WHAT YOU NEED TO DO: If a line of the material holds the string "number", please copy it.
(AVAILABLE DATA)
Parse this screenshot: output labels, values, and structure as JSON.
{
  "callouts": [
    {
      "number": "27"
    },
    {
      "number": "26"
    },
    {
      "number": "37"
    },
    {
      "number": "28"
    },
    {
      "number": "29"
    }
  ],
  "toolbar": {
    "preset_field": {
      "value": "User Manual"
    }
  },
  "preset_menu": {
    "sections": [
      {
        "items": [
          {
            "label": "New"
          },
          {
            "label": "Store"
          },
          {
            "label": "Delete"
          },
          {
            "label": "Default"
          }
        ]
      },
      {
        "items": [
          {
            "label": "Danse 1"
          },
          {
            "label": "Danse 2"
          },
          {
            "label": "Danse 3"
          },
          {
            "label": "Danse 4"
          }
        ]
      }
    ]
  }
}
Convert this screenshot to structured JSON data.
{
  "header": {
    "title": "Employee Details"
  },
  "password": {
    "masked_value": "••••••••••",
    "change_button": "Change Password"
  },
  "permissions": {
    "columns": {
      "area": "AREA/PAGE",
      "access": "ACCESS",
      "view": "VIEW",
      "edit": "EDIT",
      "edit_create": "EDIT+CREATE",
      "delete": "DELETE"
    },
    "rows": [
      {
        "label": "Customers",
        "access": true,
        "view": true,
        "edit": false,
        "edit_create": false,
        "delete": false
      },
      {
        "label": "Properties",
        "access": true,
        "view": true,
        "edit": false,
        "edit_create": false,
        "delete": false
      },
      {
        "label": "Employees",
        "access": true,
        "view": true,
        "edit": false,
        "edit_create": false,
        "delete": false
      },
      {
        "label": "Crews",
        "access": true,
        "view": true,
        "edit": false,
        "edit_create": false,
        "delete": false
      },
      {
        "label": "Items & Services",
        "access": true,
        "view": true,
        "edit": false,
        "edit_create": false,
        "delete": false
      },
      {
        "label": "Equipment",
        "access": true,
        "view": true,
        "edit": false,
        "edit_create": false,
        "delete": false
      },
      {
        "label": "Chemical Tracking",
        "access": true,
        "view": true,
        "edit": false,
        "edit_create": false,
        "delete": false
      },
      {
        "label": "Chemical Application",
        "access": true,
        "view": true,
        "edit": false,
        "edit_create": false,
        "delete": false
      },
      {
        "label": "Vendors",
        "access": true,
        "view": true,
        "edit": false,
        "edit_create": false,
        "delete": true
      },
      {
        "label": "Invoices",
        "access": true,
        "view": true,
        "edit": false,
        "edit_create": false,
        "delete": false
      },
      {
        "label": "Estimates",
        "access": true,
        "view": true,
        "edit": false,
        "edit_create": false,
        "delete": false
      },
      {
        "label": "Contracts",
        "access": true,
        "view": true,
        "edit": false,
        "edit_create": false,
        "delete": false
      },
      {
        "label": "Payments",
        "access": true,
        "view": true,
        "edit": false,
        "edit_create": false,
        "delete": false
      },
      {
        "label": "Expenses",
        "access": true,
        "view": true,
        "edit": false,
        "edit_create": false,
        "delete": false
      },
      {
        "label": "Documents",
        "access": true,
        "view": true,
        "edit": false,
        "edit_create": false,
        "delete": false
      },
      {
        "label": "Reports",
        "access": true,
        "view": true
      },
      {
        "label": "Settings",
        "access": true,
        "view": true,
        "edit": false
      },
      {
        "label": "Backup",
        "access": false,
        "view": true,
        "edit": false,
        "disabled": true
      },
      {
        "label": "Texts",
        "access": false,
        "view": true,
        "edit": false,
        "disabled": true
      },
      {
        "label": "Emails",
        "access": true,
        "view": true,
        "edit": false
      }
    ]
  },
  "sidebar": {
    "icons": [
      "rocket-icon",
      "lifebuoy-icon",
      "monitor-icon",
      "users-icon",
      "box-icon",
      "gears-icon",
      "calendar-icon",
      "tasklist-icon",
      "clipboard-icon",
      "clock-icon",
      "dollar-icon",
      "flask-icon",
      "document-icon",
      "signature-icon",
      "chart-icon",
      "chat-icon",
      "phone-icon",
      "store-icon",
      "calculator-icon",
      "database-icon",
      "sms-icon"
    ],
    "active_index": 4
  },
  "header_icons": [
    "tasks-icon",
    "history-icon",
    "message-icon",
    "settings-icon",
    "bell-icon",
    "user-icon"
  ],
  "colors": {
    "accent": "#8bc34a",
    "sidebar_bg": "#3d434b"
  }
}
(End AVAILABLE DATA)
ANSWER SECTION:
      "number": "27"
      "number": "26"
      "number": "37"
      "number": "28"
      "number": "29"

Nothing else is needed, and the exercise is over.